Roger Clemens, Red Sox, April 29, 1986
The masterpiece of Clemens’s MVP season came in his fourth start. The Mariners must have sensed a long night ahead when The Rocket struck out the side in the first inning, all swinging. Then came two more K’s in the second, and one in the third. Clemens fanned the side in the fourth, the last out coming after first baseman Don Baylor botched a foul pop. Plate umpire Vic Voltaggio raised his arm three times for strike three in the fifth. Clemens made it eight straight strikeouts in the sixth. Armed with a 3-1 lead, the 23-year-old righthander kept the K’s coming, tying the nine-inning record of 19 with his first out of the ninth and then getting No. 20 with a called strike three of the next batter, Phil Bradley.
From April 30, 1986: Clemens fans a record 20 batters
Roger Clemens, Blue Jays, July 12, 1997

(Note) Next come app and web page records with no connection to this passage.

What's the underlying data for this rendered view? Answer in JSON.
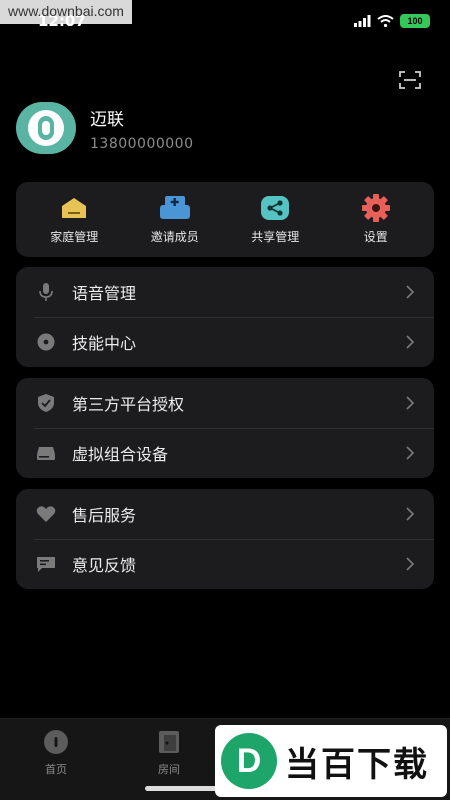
{
  "status_bar": {
    "time": "12:07",
    "battery": "100",
    "watermark_url": "www.downbai.com"
  },
  "profile": {
    "name": "迈联",
    "phone": "13800000000"
  },
  "quick_actions": [
    {
      "label": "家庭管理",
      "icon": "house-icon",
      "color": "#e7c255"
    },
    {
      "label": "邀请成员",
      "icon": "invite-member-icon",
      "color": "#4a95d6"
    },
    {
      "label": "共享管理",
      "icon": "share-icon",
      "color": "#56c3c3"
    },
    {
      "label": "设置",
      "icon": "gear-icon",
      "color": "#e7605a"
    }
  ],
  "menu_groups": [
    [
      {
        "label": "语音管理",
        "icon": "microphone-icon"
      },
      {
        "label": "技能中心",
        "icon": "skill-center-icon"
      }
    ],
    [
      {
        "label": "第三方平台授权",
        "icon": "shield-check-icon"
      },
      {
        "label": "虚拟组合设备",
        "icon": "device-icon"
      }
    ],
    [
      {
        "label": "售后服务",
        "icon": "heart-hand-icon"
      },
      {
        "label": "意见反馈",
        "icon": "feedback-icon"
      }
    ]
  ],
  "tabs": [
    {
      "label": "首页",
      "icon": "home-tab-icon"
    },
    {
      "label": "房间",
      "icon": "room-tab-icon"
    }
  ],
  "watermark_badge": {
    "logo_letter": "D",
    "text": "当百下载"
  }
}
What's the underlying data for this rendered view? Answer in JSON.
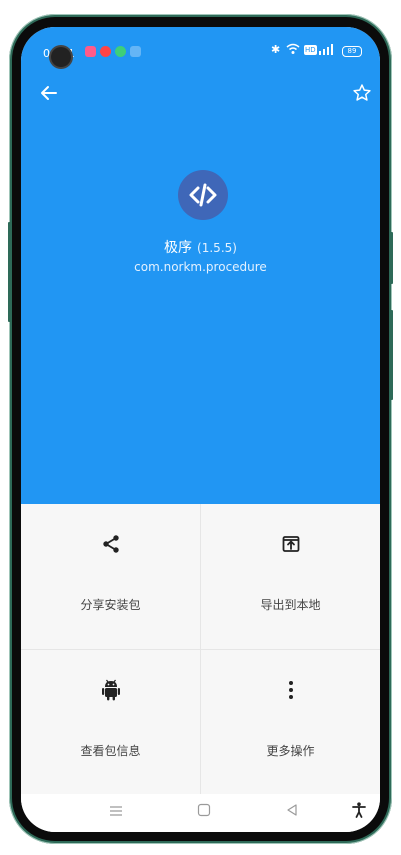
{
  "status_bar": {
    "time": "00:41",
    "battery": "89"
  },
  "app": {
    "name": "极序",
    "version": "(1.5.5)",
    "package": "com.norkm.procedure"
  },
  "actions": [
    {
      "label": "分享安装包",
      "icon": "share-icon"
    },
    {
      "label": "导出到本地",
      "icon": "export-icon"
    },
    {
      "label": "查看包信息",
      "icon": "android-icon"
    },
    {
      "label": "更多操作",
      "icon": "more-vert-icon"
    }
  ],
  "nav_bar": [
    "menu-icon",
    "home-icon",
    "back-triangle-icon",
    "accessibility-icon"
  ],
  "colors": {
    "header": "#2196f3",
    "app_icon_bg": "#3f67b8",
    "action_bg": "#f7f7f7"
  }
}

Consider this the original “Twilight” saga. Deemed expendable by Sox general manager Dan Duquette following the 1996 season (his fourth straight campaign beneath his lofty standards), Clemens instantly rediscovered his dominance with Toronto and had a 13-3 record and 1.69 ERA entering his first Fenway start as an opponent. Fenway was abuzz for the Rocket’s return and the crowd was in a frenzy after the first three Sox batters reached for a 1-0 lead. Clemens then channeled his eagerness into a spectacular show, allowing just two more hits over eight innings while striking out 16. Feeling vindicated, he walked off the mound and glared upward in Duquette’s direction.
From July 13, 1997: Rocket re-entry: Clemens KO’s 16 in return
Pedro Martinez, Red Sox, July 23, 2000
Two months after striking out 17 in a 1-0 loss to the lowly Devil Rays at Fenway, Martinez blanked the team with the best record in baseball, the White Sox, 1-0, in equally fine fashion. The wiry righthander poured over a remarkable 95 strikes, in 131 pitches. He whiffed 15, having at least one strikeout in every inning but the first. Of the six hits he allowed, he struck out the next batter four times. He walked none thanks to having just one three-ball count through eight innings. The heart of Chicago’s lineup put the tying run on base twice in the final two innings, but Martinez struck out the side in the eighth and survived a leadoff double in the ninth by registering his final two outs via swinging strikeouts.
Mike Mussina, Yankees, September 2, 2001
This was more than your typical Sunday night showdown. Two of the top pitchers of their generation, David Cone for the Sox and Mike Mussina for the Yankees, matched zeros into the ninth, yet Mussina was historically great. He struck out five of his first six batters, didn’t allow a ball out of the infield until the sixth, and was perfect through eight innings. New York finally broke through against Cone in the ninth for the game’s only run (unearned at that). The stage was left to Mussina. He retired pinch hitter Troy O’Leary on a ground out and whiffed Lou Merloni. Pinch hitter Carl Everett fell behind, 1 and 2, before dumping a single into left-center to ruin Mussina’s perfect game. He settled for a one-hit shutout with 13 K’s.